> _PROBLEM REQUIREMENTS_
Go through the lines below and copy each one that holds the string "icon".

> _INPUT DATA_
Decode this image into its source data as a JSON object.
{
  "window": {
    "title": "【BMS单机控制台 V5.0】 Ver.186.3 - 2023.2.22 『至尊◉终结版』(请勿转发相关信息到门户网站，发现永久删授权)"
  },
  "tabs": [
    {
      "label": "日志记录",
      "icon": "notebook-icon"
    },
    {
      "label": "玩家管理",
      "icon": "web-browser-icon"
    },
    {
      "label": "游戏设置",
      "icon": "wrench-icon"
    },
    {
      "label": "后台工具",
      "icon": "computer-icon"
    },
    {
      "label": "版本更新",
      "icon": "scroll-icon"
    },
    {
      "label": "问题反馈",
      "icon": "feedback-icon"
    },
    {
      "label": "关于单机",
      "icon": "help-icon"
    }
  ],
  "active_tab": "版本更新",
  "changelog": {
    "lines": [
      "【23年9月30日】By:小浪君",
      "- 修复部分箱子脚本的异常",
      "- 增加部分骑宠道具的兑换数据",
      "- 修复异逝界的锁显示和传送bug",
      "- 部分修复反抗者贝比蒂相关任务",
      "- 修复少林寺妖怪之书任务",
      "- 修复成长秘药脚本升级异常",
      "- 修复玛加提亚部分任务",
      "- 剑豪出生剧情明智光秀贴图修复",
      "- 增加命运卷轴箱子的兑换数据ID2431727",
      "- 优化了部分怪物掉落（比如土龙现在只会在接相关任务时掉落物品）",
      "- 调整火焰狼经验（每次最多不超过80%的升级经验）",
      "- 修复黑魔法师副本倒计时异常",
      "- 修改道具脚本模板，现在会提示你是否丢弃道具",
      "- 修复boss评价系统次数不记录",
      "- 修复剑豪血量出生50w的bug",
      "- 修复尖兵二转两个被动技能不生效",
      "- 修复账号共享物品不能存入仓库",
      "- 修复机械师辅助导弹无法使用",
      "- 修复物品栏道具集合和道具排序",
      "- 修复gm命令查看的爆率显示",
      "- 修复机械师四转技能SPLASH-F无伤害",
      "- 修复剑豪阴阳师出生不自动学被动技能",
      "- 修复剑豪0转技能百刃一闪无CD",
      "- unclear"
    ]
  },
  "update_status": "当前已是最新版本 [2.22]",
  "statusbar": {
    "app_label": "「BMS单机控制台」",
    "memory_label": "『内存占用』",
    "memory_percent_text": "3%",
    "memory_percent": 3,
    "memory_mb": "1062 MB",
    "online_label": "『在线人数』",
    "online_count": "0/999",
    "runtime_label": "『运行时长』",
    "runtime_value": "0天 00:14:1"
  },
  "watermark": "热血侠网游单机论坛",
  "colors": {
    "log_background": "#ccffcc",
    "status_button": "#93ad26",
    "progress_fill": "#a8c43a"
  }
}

> _COMPLETED EXERCISE_
      "icon": "notebook-icon"
      "icon": "web-browser-icon"
      "icon": "wrench-icon"
      "icon": "computer-icon"
      "icon": "scroll-icon"
      "icon": "feedback-icon"
      "icon": "help-icon"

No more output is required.